━━━━━ Extracted material ━━━━━
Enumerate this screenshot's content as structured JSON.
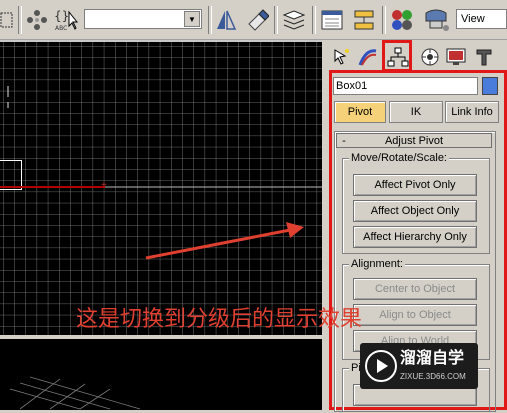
{
  "toolbar": {
    "view_label": "View"
  },
  "panel": {
    "object_name": "Box01",
    "object_color": "#4a7ddb",
    "mode_tabs": [
      "Pivot",
      "IK",
      "Link Info"
    ],
    "rollout_title": "Adjust Pivot",
    "rollout_toggle": "-",
    "move_group": {
      "title": "Move/Rotate/Scale:",
      "buttons": [
        "Affect Pivot Only",
        "Affect Object Only",
        "Affect Hierarchy Only"
      ]
    },
    "alignment_group": {
      "title": "Alignment:",
      "buttons": [
        "Center to Object",
        "Align to Object",
        "Align to World"
      ]
    },
    "partial_group_title": "Pi"
  },
  "annotation": {
    "text": "这是切换到分级后的显示效果",
    "color": "#e04030"
  },
  "watermark": {
    "brand": "溜溜自学",
    "url": "ZIXUE.3D66.COM"
  },
  "colors": {
    "highlight_frame": "#e01818",
    "pivot_tab_active": "#f5d27a"
  }
}
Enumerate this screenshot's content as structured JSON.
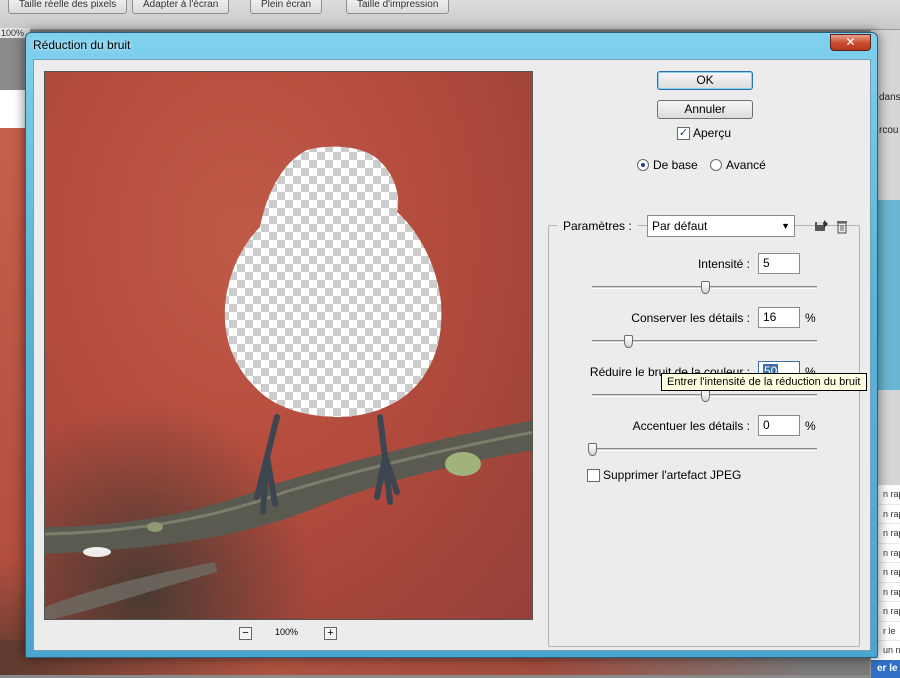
{
  "app_toolbar": {
    "buttons": [
      "Taille réelle des pixels",
      "Adapter à l'écran",
      "Plein écran",
      "Taille d'impression"
    ],
    "doc_zoom": "100%"
  },
  "right_panel": {
    "texts": [
      "dans",
      "rcou"
    ],
    "list_items": [
      "n rap",
      "n rap",
      "n rap",
      "n rap",
      "n rap",
      "n rap",
      "n rap",
      "r le",
      "un n"
    ],
    "selected_item": "er le"
  },
  "dialog": {
    "title": "Réduction du bruit",
    "close_glyph": "✕",
    "ok_label": "OK",
    "cancel_label": "Annuler",
    "preview_label": "Aperçu",
    "preview_checked": true,
    "mode_basic_label": "De base",
    "mode_advanced_label": "Avancé",
    "mode_selected": "basic",
    "zoom": {
      "minus": "−",
      "plus": "+",
      "level": "100%"
    },
    "settings": {
      "label": "Paramètres :",
      "value": "Par défaut",
      "arrow": "▼",
      "save_icon": "save-icon",
      "delete_icon": "trash-icon"
    },
    "sliders": [
      {
        "label": "Intensité :",
        "value": "5",
        "unit": "",
        "level": 0.5
      },
      {
        "label": "Conserver les détails :",
        "value": "16",
        "unit": "%",
        "level": 0.16
      },
      {
        "label": "Réduire le bruit de la couleur :",
        "value": "50",
        "unit": "%",
        "level": 0.5
      },
      {
        "label": "Accentuer les détails :",
        "value": "0",
        "unit": "%",
        "level": 0.0
      }
    ],
    "jpeg_label": "Supprimer l'artefact JPEG",
    "jpeg_checked": false,
    "tooltip": "Entrer l'intensité de la réduction du bruit"
  },
  "colors": {
    "dialog_frame": "#5cb4d8",
    "background_photo": "#b44c3d",
    "selection": "#3a6ea5"
  }
}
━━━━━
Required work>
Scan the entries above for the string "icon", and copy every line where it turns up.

Result for this exercise>
      "save_icon": "save-icon",
      "delete_icon": "trash-icon"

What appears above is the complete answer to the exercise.